The US unilaterally imposed sweeping sanctions on Iran’s financial sector in a move that critics say could have unintended consequences, including a detrimental impact on the ability of the Iranian people to access humanitarian resources.
Thursday’s tranche of sanctions — coming less than a month before the US presidential election — are the latest in the Trump administration’s “maximum pressure” campaign that they say is aimed at causing Tehran to change its behavior. That campaign — under which the administration walked away from the Iran nuclear deal — has left the US largely isolated from key European allies.

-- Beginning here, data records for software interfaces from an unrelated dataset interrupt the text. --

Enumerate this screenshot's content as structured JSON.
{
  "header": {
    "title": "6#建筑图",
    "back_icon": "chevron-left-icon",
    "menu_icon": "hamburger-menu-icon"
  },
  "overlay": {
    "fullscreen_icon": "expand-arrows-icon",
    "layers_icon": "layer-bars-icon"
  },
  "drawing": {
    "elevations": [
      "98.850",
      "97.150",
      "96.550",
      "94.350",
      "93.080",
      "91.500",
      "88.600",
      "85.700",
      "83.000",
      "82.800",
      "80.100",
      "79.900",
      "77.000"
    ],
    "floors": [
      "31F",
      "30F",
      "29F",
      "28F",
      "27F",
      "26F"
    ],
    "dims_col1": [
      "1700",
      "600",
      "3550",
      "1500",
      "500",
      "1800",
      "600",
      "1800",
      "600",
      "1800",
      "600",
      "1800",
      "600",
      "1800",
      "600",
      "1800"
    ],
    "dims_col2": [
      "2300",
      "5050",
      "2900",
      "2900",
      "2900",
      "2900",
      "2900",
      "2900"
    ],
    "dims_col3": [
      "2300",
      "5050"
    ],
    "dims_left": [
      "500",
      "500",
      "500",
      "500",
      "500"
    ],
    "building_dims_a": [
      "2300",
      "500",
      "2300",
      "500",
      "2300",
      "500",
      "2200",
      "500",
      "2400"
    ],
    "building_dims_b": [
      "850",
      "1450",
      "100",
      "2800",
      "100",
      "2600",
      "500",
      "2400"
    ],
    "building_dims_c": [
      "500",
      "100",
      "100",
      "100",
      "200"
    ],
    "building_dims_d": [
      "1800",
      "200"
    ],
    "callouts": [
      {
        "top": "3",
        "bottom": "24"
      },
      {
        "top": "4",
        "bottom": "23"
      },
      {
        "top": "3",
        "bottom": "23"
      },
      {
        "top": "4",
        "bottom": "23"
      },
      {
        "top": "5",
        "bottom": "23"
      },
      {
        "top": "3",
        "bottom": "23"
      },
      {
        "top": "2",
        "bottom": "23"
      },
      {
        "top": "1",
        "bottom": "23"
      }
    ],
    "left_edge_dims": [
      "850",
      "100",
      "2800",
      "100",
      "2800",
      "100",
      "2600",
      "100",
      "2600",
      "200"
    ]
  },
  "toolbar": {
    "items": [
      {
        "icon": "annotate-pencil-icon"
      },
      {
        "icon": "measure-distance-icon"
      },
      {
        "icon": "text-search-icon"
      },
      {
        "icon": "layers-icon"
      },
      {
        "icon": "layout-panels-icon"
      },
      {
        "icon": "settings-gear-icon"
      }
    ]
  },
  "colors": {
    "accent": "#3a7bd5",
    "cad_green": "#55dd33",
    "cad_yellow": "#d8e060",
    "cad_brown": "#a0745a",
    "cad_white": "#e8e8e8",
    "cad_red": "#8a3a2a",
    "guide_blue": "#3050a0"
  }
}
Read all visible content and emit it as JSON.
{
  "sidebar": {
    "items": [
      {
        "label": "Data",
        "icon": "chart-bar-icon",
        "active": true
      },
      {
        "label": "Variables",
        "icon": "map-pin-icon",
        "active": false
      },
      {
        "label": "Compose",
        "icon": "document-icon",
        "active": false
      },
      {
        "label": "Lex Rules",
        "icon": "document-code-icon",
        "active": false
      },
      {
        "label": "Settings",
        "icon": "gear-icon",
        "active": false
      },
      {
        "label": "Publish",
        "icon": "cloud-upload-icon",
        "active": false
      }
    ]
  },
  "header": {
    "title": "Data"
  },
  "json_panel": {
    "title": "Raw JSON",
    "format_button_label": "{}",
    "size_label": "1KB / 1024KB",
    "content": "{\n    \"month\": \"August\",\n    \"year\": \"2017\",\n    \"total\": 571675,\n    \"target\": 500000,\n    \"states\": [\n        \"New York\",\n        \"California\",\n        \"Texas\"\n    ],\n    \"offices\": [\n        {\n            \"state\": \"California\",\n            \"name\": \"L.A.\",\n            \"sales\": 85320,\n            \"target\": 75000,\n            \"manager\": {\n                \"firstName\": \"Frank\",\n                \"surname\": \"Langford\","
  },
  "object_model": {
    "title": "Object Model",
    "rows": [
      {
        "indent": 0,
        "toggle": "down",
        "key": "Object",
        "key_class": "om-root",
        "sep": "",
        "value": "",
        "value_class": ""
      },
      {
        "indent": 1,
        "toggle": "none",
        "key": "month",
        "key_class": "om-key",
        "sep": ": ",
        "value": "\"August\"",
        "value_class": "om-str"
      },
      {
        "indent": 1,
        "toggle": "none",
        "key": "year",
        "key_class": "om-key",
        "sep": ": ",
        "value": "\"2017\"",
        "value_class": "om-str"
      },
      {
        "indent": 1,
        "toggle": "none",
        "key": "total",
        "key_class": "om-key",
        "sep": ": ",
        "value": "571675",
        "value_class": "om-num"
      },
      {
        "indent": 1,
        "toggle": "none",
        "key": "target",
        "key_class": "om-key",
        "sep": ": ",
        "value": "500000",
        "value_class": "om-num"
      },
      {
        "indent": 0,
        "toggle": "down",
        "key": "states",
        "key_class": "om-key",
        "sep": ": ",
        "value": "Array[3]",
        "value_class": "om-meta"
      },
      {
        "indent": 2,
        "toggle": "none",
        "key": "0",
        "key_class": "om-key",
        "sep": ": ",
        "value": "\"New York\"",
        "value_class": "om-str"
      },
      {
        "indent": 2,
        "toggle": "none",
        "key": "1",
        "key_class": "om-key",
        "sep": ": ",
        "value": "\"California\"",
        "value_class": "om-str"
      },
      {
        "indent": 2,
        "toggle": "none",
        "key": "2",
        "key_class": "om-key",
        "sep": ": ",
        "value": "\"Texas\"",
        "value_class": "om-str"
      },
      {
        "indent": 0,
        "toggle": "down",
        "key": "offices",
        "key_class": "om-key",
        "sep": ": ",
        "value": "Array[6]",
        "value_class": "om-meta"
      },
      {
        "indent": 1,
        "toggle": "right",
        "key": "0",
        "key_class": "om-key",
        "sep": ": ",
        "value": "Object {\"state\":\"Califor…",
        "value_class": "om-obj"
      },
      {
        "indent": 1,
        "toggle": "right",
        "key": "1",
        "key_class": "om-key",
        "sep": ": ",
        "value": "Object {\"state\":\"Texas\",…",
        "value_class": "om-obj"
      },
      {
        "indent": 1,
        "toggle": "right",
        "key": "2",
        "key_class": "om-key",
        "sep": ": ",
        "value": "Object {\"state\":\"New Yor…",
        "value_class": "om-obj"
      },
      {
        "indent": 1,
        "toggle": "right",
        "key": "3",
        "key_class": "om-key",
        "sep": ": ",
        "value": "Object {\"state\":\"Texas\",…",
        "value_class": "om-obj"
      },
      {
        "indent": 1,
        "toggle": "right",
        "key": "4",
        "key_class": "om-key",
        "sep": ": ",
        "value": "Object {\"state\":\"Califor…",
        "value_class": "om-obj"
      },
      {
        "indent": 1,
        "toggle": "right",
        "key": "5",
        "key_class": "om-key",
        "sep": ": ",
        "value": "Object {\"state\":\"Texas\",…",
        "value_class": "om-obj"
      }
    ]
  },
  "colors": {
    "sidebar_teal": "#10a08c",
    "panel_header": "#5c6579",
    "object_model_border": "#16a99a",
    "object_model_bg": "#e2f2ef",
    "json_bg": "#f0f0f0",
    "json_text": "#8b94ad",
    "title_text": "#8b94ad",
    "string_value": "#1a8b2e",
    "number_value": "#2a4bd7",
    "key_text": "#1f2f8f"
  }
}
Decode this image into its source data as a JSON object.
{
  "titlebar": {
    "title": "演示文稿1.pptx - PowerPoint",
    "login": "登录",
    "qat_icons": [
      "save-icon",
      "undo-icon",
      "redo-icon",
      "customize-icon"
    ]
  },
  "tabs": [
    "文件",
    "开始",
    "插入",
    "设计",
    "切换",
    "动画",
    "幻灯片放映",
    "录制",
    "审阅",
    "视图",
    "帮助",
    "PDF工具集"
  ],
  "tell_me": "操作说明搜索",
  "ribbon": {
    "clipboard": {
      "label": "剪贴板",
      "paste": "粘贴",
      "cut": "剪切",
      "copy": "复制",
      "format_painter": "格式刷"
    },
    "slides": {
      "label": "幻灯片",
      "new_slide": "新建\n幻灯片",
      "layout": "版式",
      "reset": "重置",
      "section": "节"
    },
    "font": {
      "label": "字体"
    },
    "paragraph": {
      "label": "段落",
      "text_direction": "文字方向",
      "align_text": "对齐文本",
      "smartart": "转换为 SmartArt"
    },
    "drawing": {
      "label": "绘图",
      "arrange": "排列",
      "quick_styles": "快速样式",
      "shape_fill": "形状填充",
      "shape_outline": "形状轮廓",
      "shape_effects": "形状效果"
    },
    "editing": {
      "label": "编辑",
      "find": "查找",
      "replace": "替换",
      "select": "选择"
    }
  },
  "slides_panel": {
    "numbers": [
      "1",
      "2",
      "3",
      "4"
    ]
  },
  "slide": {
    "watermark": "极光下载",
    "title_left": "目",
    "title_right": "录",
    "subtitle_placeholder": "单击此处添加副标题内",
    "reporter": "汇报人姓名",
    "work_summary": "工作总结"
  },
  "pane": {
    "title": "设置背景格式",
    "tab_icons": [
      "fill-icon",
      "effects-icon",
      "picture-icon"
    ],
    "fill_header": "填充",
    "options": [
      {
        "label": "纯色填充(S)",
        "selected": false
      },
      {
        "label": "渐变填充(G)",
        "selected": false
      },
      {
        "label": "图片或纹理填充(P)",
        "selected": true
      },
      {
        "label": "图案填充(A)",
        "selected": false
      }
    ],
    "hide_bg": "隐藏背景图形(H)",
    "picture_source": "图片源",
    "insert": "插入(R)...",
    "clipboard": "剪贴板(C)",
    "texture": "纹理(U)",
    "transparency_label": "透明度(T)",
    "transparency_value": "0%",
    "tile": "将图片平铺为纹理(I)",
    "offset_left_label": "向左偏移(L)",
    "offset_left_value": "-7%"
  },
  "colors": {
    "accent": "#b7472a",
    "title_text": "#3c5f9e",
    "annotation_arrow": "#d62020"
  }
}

In a press release, the Treasury Department said it sanctioned 16 banks “for operating in Iran’s financial sector,” one bank “for being owned or controlled by a sanctioned Iranian bank,” and another bank affiliated with the Iranian military.
Under the new sanctions, “all property and interests in property of designated targets that are in the United States or in the possession or control of U.S. persons must be blocked and reported to” the Office of Foreign Assets Control.
“In addition, financial institutions and other persons that engage in certain transactions or activities with the sanctioned entities after a 45-day wind-down period may expose themselves to secondary sanctions or be subject to an enforcement action,” the Treasury Department said.
“Today’s action to identify the financial sector and sanction eighteen major Iranian banks reflects our commitment to stop illicit access to U.S. dollars,” Treasury Secretary Steven Mnuchin said in a statement. “Our sanctions programs will continue until Iran stops its support of terrorist activities and ends its nuclear programs.
Secretary of State